A look at Marley...
BOB MARLEY was 36 when he died. That's the most sobering aspect of Kevin Macdonald's comprehensive documentary Marley The reggae superstar died young, packed a lot into his life but it was patience early in his musical career that paved the way to his great success.
Marley wrote and recorded songs from 1962 but it was the gathering that included Bunny Livingston and Peter Tosh… eventually the Wailers… that really got things going. The group wasn't in a rush, preferring to get their sound right over some years before diving into a bigger musical pond.
MacDonald brought together some wonderful interview subjects headed by the brilliantly dolled up Livingston to tell Marley's story from rural poverty to urban poverty and musical success. Marley's wife Rita is a tranquil presence, quite a feat considering her husband fathered 11 children from seven women during that short eventful life of his. Marley's Miss World girlfriend Cindy Breakspeare heads up the other women and is also an interview subject while son Ziggy and daughter Cedella are compelling interviewees.
There an interesting insight into the music business through Island Records chief Chris Blackwell. The Wailers went on a UK tour after their first recording in England but weren't paid because it was a "promotional tour". Tosh, who left the band soon after, refers to Blackwell as "Chris Whitewell".

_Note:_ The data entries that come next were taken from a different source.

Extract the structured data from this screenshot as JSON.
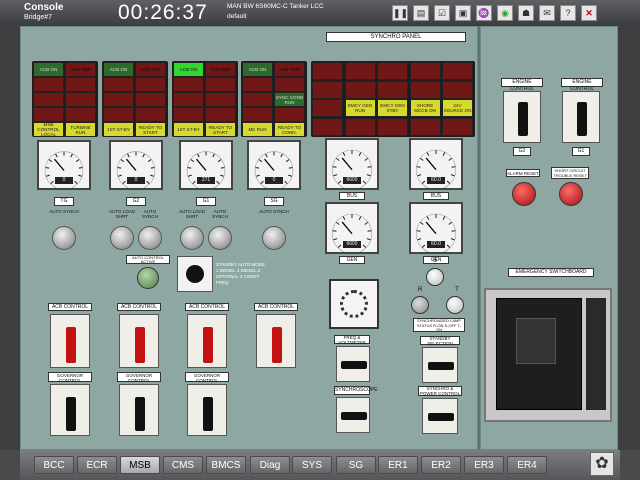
{
  "header": {
    "title": "Console",
    "subtitle": "Bridge#7",
    "clock": "00:26:37",
    "ship": "MAN BW 6S60MC-C Tanker LCC",
    "profile": "default"
  },
  "toolbar_icons": [
    "pause-icon",
    "scenario-icon",
    "checklist-icon",
    "alarm-list-icon",
    "horn-icon",
    "sound-icon",
    "group-icon",
    "chat-icon",
    "help-icon",
    "close-icon"
  ],
  "panel": {
    "title": "SYNCHRO PANEL",
    "emergency_title": "EMERGENCY SWITCHBOARD"
  },
  "gen_groups": [
    {
      "lamps": [
        {
          "t": "ACB ON",
          "c": "green"
        },
        {
          "t": "ACB TRIP",
          "c": "red"
        },
        {
          "t": "",
          "c": "red"
        },
        {
          "t": "",
          "c": "red"
        },
        {
          "t": "",
          "c": "red"
        },
        {
          "t": "",
          "c": "red"
        },
        {
          "t": "",
          "c": "red"
        },
        {
          "t": "",
          "c": "red"
        },
        {
          "t": "MSB CONTROL LOCAL",
          "c": "yellow"
        },
        {
          "t": "TURBINE RUN",
          "c": "yellow"
        }
      ]
    },
    {
      "lamps": [
        {
          "t": "ACB ON",
          "c": "green"
        },
        {
          "t": "ACB TRIP",
          "c": "red"
        },
        {
          "t": "",
          "c": "red"
        },
        {
          "t": "",
          "c": "red"
        },
        {
          "t": "",
          "c": "red"
        },
        {
          "t": "",
          "c": "red"
        },
        {
          "t": "",
          "c": "red"
        },
        {
          "t": "",
          "c": "red"
        },
        {
          "t": "1ST ST-BY",
          "c": "yellow"
        },
        {
          "t": "READY TO START",
          "c": "yellow"
        }
      ]
    },
    {
      "lamps": [
        {
          "t": "ACB ON",
          "c": "bgreen"
        },
        {
          "t": "ACB TRIP",
          "c": "red"
        },
        {
          "t": "",
          "c": "red"
        },
        {
          "t": "",
          "c": "red"
        },
        {
          "t": "",
          "c": "red"
        },
        {
          "t": "",
          "c": "red"
        },
        {
          "t": "",
          "c": "red"
        },
        {
          "t": "",
          "c": "red"
        },
        {
          "t": "1ST ST-BY",
          "c": "yellow"
        },
        {
          "t": "READY TO START",
          "c": "yellow"
        }
      ]
    },
    {
      "lamps": [
        {
          "t": "ACB ON",
          "c": "green"
        },
        {
          "t": "ACB TRIP",
          "c": "red"
        },
        {
          "t": "",
          "c": "red"
        },
        {
          "t": "",
          "c": "red"
        },
        {
          "t": "",
          "c": "red"
        },
        {
          "t": "SYNC COND RUN",
          "c": "green"
        },
        {
          "t": "",
          "c": "red"
        },
        {
          "t": "",
          "c": "red"
        },
        {
          "t": "ME RUN",
          "c": "yellow"
        },
        {
          "t": "READY TO CONN.",
          "c": "yellow"
        }
      ]
    }
  ],
  "bus_lamps": [
    {
      "t": "",
      "c": "red"
    },
    {
      "t": "",
      "c": "red"
    },
    {
      "t": "",
      "c": "red"
    },
    {
      "t": "",
      "c": "red"
    },
    {
      "t": "",
      "c": "red"
    },
    {
      "t": "",
      "c": "red"
    },
    {
      "t": "",
      "c": "red"
    },
    {
      "t": "",
      "c": "red"
    },
    {
      "t": "",
      "c": "red"
    },
    {
      "t": "",
      "c": "red"
    },
    {
      "t": "",
      "c": "red"
    },
    {
      "t": "EMCY GEN RUN",
      "c": "yellow"
    },
    {
      "t": "EMCY GEN STBY",
      "c": "yellow"
    },
    {
      "t": "SHORE MCCB ON",
      "c": "yellow"
    },
    {
      "t": "24V SOURCE ON",
      "c": "yellow"
    },
    {
      "t": "",
      "c": "red"
    },
    {
      "t": "",
      "c": "red"
    },
    {
      "t": "",
      "c": "red"
    },
    {
      "t": "",
      "c": "red"
    },
    {
      "t": "",
      "c": "red"
    }
  ],
  "generators": [
    {
      "name": "TG",
      "kw": "0",
      "sub": [
        "AUTO SYNCH"
      ]
    },
    {
      "name": "G2",
      "kw": "0",
      "sub": [
        "AUTO LOAD SHRT",
        "AUTO SYNCH"
      ]
    },
    {
      "name": "G1",
      "kw": "271",
      "sub": [
        "AUTO LOAD SHRT",
        "AUTO SYNCH"
      ]
    },
    {
      "name": "SG",
      "kw": "0",
      "sub": [
        "AUTO SYNCH"
      ]
    }
  ],
  "bus_meters": [
    {
      "label": "BUS",
      "read": "6600"
    },
    {
      "label": "BUS",
      "read": "60.0"
    },
    {
      "label": "GEN",
      "read": "6600"
    },
    {
      "label": "GEN",
      "read": "60.0"
    }
  ],
  "controls": {
    "auto_control": "AUTO CONTROL ACTIVE",
    "stby_text": "STANDBY AUTO MODE 1 DIESEL 2 DIESEL 3 OPTIONAL 4 CONST FREQ",
    "acb_control": [
      "ACB CONTROL",
      "ACB CONTROL",
      "ACB CONTROL",
      "ACB CONTROL"
    ],
    "governor_control": [
      "GOVERNOR CONTROL",
      "GOVERNOR CONTROL",
      "GOVERNOR CONTROL"
    ],
    "synchronized_lamp": "SYNCHRONIZED LAMP STATUS R-ON S-OFF T-ON",
    "freq_voltmeter": "FREQ & VOLTMETER",
    "synchroscope": "SYNCHROSCOPE",
    "standby_selection": "STANDBY SELECTION",
    "synchro_power": "SYNCHRO & POWER CONTROL"
  },
  "emergency": {
    "engine_control": "ENGINE CONTROL",
    "engine_control2": "ENGINE CONTROL",
    "g2": "G2",
    "g1": "G1",
    "alarm_reset": "ALARM RESET",
    "short_circuit": "SHORT CIRCUIT TROUBLE RESET"
  },
  "tabs": [
    "BCC",
    "ECR",
    "MSB",
    "CMS",
    "BMCS",
    "Diag",
    "SYS",
    "SG",
    "ER1",
    "ER2",
    "ER3",
    "ER4"
  ],
  "active_tab": "MSB"
}
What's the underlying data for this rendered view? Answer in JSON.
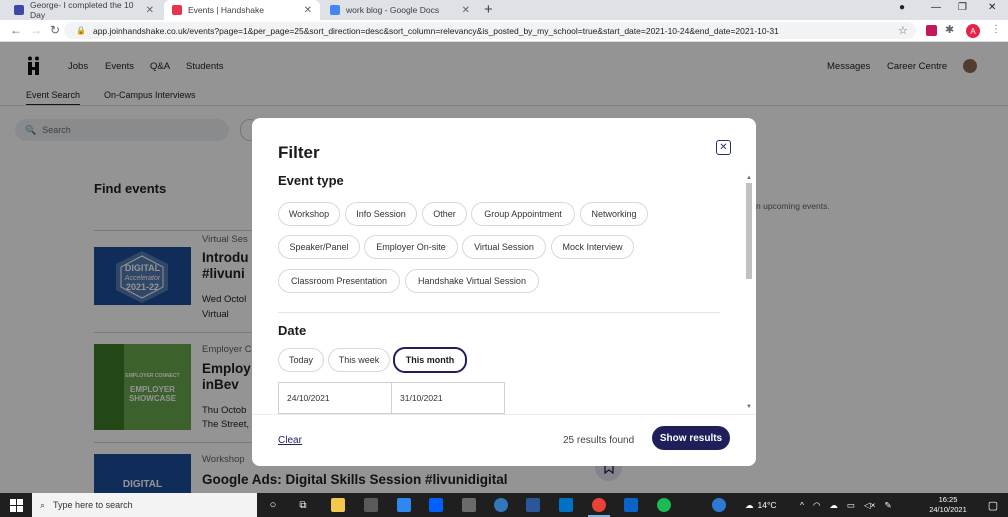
{
  "browser": {
    "tabs": [
      {
        "title": "George- I completed the 10 Day",
        "active": false
      },
      {
        "title": "Events | Handshake",
        "active": true
      },
      {
        "title": "work blog - Google Docs",
        "active": false
      }
    ],
    "url": "app.joinhandshake.co.uk/events?page=1&per_page=25&sort_direction=desc&sort_column=relevancy&is_posted_by_my_school=true&start_date=2021-10-24&end_date=2021-10-31",
    "profile_initial": "A"
  },
  "site": {
    "nav": [
      "Jobs",
      "Events",
      "Q&A",
      "Students"
    ],
    "nav_right": [
      "Messages",
      "Career Centre"
    ],
    "subnav": [
      "Event Search",
      "On-Campus Interviews"
    ],
    "search_placeholder": "Search",
    "find_title": "Find events",
    "upcoming_note": "n upcoming events."
  },
  "events": [
    {
      "type": "Virtual Ses",
      "title_line1": "Introdu",
      "title_line2": "#livuni",
      "meta1": "Wed Octol",
      "meta2": "Virtual",
      "thumb_lines": [
        "DIGITAL",
        "Accelerator",
        "2021-22"
      ]
    },
    {
      "type": "Employer C",
      "title_line1": "Employ",
      "title_line2": "inBev",
      "meta1": "Thu Octob",
      "meta2": "The Street, Guild of Students, Liverpool",
      "thumb_lines": [
        "EMPLOYER",
        "CONNECT",
        "EMPLOYER",
        "SHOWCASE"
      ]
    },
    {
      "type": "Workshop",
      "title_line1": "Google Ads: Digital Skills Session #livunidigital",
      "thumb_lines": [
        "DIGITAL"
      ]
    }
  ],
  "filter": {
    "title": "Filter",
    "event_type_heading": "Event type",
    "event_types": [
      "Workshop",
      "Info Session",
      "Other",
      "Group Appointment",
      "Networking",
      "Speaker/Panel",
      "Employer On-site",
      "Virtual Session",
      "Mock Interview",
      "Classroom Presentation",
      "Handshake Virtual Session"
    ],
    "date_heading": "Date",
    "date_options": [
      "Today",
      "This week",
      "This month"
    ],
    "selected_date_option": "This month",
    "start_date": "24/10/2021",
    "end_date": "31/10/2021",
    "clear_label": "Clear",
    "results_text": "25 results found",
    "show_results_label": "Show results"
  },
  "taskbar": {
    "search_placeholder": "Type here to search",
    "weather": "14°C",
    "time": "16:25",
    "date": "24/10/2021"
  },
  "colors": {
    "handshake_navy": "#1f1f5c",
    "overlay": "rgba(0,0,0,0.42)",
    "digital_blue": "#1d4f9a",
    "employer_green": "#6aa84f"
  }
}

Marley was a keen soccer player and footage suggest he was a fair table tennis player too. A toe injury from soccer was the beginning of the end for him.
The film shows Marley as a complex man with a simple message of love, caring and understanding that he carried into the highest levels of Jamaican politics and onto the streets.